Every record must be copied exactly, except that pictures are dropped.
(Dataset records Opens)
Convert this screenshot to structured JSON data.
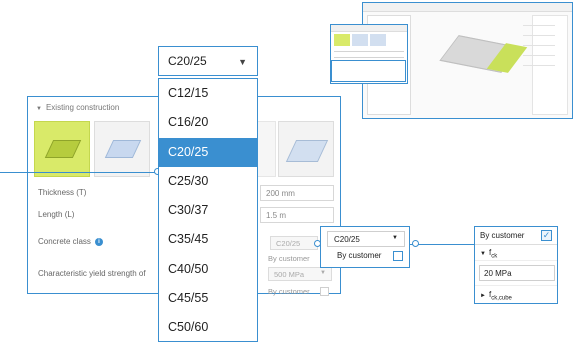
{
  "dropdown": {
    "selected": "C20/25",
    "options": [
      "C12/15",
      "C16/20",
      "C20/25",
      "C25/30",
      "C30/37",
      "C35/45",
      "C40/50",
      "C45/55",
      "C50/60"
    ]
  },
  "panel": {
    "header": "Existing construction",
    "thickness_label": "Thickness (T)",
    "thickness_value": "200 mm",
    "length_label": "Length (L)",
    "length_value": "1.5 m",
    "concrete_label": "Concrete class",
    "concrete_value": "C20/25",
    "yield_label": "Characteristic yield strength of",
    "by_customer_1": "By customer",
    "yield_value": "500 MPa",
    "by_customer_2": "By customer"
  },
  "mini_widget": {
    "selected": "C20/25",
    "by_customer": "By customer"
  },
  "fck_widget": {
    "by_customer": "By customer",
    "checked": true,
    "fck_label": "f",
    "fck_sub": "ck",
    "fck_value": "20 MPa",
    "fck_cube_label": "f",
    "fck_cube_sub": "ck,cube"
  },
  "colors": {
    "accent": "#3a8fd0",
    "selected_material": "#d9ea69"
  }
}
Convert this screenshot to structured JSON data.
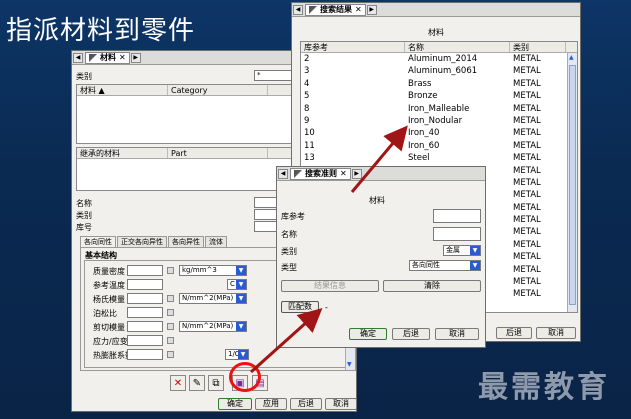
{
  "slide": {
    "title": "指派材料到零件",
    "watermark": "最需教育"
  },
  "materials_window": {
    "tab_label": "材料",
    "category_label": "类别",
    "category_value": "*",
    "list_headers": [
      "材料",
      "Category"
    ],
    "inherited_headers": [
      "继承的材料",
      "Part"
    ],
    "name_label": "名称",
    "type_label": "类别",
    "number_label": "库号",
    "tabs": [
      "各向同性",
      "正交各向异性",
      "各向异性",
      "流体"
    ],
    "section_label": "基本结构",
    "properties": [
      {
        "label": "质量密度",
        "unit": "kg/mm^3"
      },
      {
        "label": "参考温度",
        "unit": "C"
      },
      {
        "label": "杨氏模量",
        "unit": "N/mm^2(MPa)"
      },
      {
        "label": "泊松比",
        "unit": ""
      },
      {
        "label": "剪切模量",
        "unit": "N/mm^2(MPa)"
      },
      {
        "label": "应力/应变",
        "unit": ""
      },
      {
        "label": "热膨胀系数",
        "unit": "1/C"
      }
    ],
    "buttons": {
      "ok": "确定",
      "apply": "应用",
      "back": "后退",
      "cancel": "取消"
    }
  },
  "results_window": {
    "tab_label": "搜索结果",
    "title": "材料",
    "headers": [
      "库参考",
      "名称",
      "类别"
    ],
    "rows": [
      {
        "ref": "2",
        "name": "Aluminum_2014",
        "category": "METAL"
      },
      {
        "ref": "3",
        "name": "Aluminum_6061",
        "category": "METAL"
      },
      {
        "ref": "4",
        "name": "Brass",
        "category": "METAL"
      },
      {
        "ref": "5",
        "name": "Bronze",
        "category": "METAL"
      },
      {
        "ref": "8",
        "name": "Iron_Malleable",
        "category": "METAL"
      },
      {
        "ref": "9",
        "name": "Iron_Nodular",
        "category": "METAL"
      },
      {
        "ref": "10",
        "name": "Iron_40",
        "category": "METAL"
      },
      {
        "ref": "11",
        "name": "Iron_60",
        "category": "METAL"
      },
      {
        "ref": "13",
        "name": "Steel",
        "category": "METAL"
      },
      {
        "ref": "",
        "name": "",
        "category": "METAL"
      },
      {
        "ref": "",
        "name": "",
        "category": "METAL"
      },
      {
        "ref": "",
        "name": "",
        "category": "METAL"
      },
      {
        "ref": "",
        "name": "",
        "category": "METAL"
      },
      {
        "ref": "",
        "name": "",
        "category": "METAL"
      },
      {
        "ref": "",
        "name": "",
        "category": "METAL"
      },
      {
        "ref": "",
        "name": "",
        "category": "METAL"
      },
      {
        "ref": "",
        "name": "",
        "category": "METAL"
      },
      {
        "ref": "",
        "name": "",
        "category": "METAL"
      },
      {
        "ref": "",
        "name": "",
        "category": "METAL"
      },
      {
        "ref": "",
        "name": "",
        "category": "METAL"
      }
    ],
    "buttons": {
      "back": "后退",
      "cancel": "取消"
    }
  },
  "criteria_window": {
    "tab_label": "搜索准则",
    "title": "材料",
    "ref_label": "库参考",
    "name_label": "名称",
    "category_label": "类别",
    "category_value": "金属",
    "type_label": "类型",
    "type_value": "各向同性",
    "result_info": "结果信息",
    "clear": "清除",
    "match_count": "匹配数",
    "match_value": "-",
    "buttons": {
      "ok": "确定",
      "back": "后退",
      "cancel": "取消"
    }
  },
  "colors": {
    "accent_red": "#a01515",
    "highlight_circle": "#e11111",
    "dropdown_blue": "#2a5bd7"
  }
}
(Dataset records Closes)
§ **Written solution**
Convert this screenshot to structured JSON data.
{
  "dropdown": {
    "selected": "C20/25",
    "options": [
      "C12/15",
      "C16/20",
      "C20/25",
      "C25/30",
      "C30/37",
      "C35/45",
      "C40/50",
      "C45/55",
      "C50/60"
    ]
  },
  "panel": {
    "header": "Existing construction",
    "thickness_label": "Thickness (T)",
    "thickness_value": "200 mm",
    "length_label": "Length (L)",
    "length_value": "1.5 m",
    "concrete_label": "Concrete class",
    "concrete_value": "C20/25",
    "yield_label": "Characteristic yield strength of",
    "by_customer_1": "By customer",
    "yield_value": "500 MPa",
    "by_customer_2": "By customer"
  },
  "mini_widget": {
    "selected": "C20/25",
    "by_customer": "By customer"
  },
  "fck_widget": {
    "by_customer": "By customer",
    "checked": true,
    "fck_label": "f",
    "fck_sub": "ck",
    "fck_value": "20 MPa",
    "fck_cube_label": "f",
    "fck_cube_sub": "ck,cube"
  },
  "colors": {
    "accent": "#3a8fd0",
    "selected_material": "#d9ea69"
  }
}
Convert this screenshot to structured JSON data.
{
  "slide": {
    "title": "指派材料到零件",
    "watermark": "最需教育"
  },
  "materials_window": {
    "tab_label": "材料",
    "category_label": "类别",
    "category_value": "*",
    "list_headers": [
      "材料",
      "Category"
    ],
    "inherited_headers": [
      "继承的材料",
      "Part"
    ],
    "name_label": "名称",
    "type_label": "类别",
    "number_label": "库号",
    "tabs": [
      "各向同性",
      "正交各向异性",
      "各向异性",
      "流体"
    ],
    "section_label": "基本结构",
    "properties": [
      {
        "label": "质量密度",
        "unit": "kg/mm^3"
      },
      {
        "label": "参考温度",
        "unit": "C"
      },
      {
        "label": "杨氏模量",
        "unit": "N/mm^2(MPa)"
      },
      {
        "label": "泊松比",
        "unit": ""
      },
      {
        "label": "剪切模量",
        "unit": "N/mm^2(MPa)"
      },
      {
        "label": "应力/应变",
        "unit": ""
      },
      {
        "label": "热膨胀系数",
        "unit": "1/C"
      }
    ],
    "buttons": {
      "ok": "确定",
      "apply": "应用",
      "back": "后退",
      "cancel": "取消"
    }
  },
  "results_window": {
    "tab_label": "搜索结果",
    "title": "材料",
    "headers": [
      "库参考",
      "名称",
      "类别"
    ],
    "rows": [
      {
        "ref": "2",
        "name": "Aluminum_2014",
        "category": "METAL"
      },
      {
        "ref": "3",
        "name": "Aluminum_6061",
        "category": "METAL"
      },
      {
        "ref": "4",
        "name": "Brass",
        "category": "METAL"
      },
      {
        "ref": "5",
        "name": "Bronze",
        "category": "METAL"
      },
      {
        "ref": "8",
        "name": "Iron_Malleable",
        "category": "METAL"
      },
      {
        "ref": "9",
        "name": "Iron_Nodular",
        "category": "METAL"
      },
      {
        "ref": "10",
        "name": "Iron_40",
        "category": "METAL"
      },
      {
        "ref": "11",
        "name": "Iron_60",
        "category": "METAL"
      },
      {
        "ref": "13",
        "name": "Steel",
        "category": "METAL"
      },
      {
        "ref": "",
        "name": "",
        "category": "METAL"
      },
      {
        "ref": "",
        "name": "",
        "category": "METAL"
      },
      {
        "ref": "",
        "name": "",
        "category": "METAL"
      },
      {
        "ref": "",
        "name": "",
        "category": "METAL"
      },
      {
        "ref": "",
        "name": "",
        "category": "METAL"
      },
      {
        "ref": "",
        "name": "",
        "category": "METAL"
      },
      {
        "ref": "",
        "name": "",
        "category": "METAL"
      },
      {
        "ref": "",
        "name": "",
        "category": "METAL"
      },
      {
        "ref": "",
        "name": "",
        "category": "METAL"
      },
      {
        "ref": "",
        "name": "",
        "category": "METAL"
      },
      {
        "ref": "",
        "name": "",
        "category": "METAL"
      }
    ],
    "buttons": {
      "back": "后退",
      "cancel": "取消"
    }
  },
  "criteria_window": {
    "tab_label": "搜索准则",
    "title": "材料",
    "ref_label": "库参考",
    "name_label": "名称",
    "category_label": "类别",
    "category_value": "金属",
    "type_label": "类型",
    "type_value": "各向同性",
    "result_info": "结果信息",
    "clear": "清除",
    "match_count": "匹配数",
    "match_value": "-",
    "buttons": {
      "ok": "确定",
      "back": "后退",
      "cancel": "取消"
    }
  },
  "colors": {
    "accent_red": "#a01515",
    "highlight_circle": "#e11111",
    "dropdown_blue": "#2a5bd7"
  }
}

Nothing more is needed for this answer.